Jackson's end-around play was in the game plan for Washington State. When he lined up at receiver it marked the first action in a Buffaloes uniform for the former quarterback from Corona, Calif. He had two options on the play, to pass it down field, or tuck it and run. When his receiving target was covered, Jackson said, he decided to run.
"They didn't bite on it," he said.
Jackson played receiver at Santiago High School his freshman and sophomore years, before switching to quarterback, the position that Colorado recruited him for. He was fourth on the depth chart at quarterback as 2004 preseason camp closed.
But each time Jackson's name has come up over the past year, Watson has mentioned his athleticism. Athleticism does no good when it's on the bench.
The 6-2, 190-pounder said he's happy with the current situation, though he admitted that running routes with the receivers in recent days has left him winded.
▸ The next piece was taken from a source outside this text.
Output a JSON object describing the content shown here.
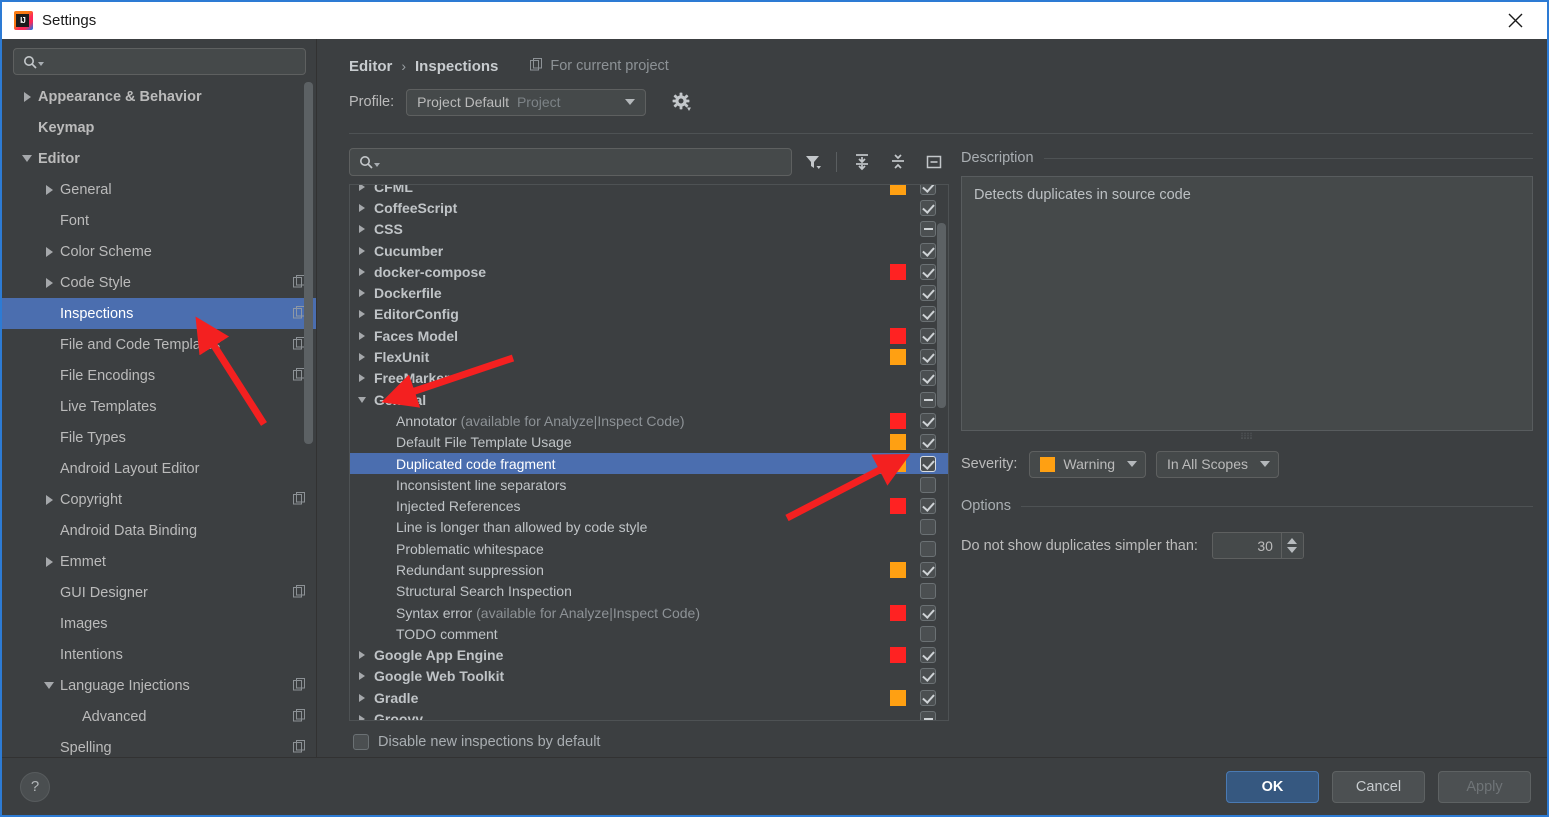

"I feel real good," Jackson said about the move. "It's giving me a better opportunity to get on the field. And, hopefully, if things work out, I'll be on the field sooner than you know it."
The experiment may play into recent reports that Colorado is looking to take two quarterbacks in the 2005 recruiting class, after it was initially thought they would take just one. Patrick Devenny, a quarterback from Granite Bay, Calif., has verbally committed to Colorado.
No matter if Jackson's experiment becomes a permanent move, if he eventually goes back to quarterback, or if he becomes a "slash," a la former Buff Kordell Stewart, Jackson said he just wants to contribute.
"Wherever they need me, whatever they need me to do, I'll do it," he said. "It's not about where I'm playing, it's about the team."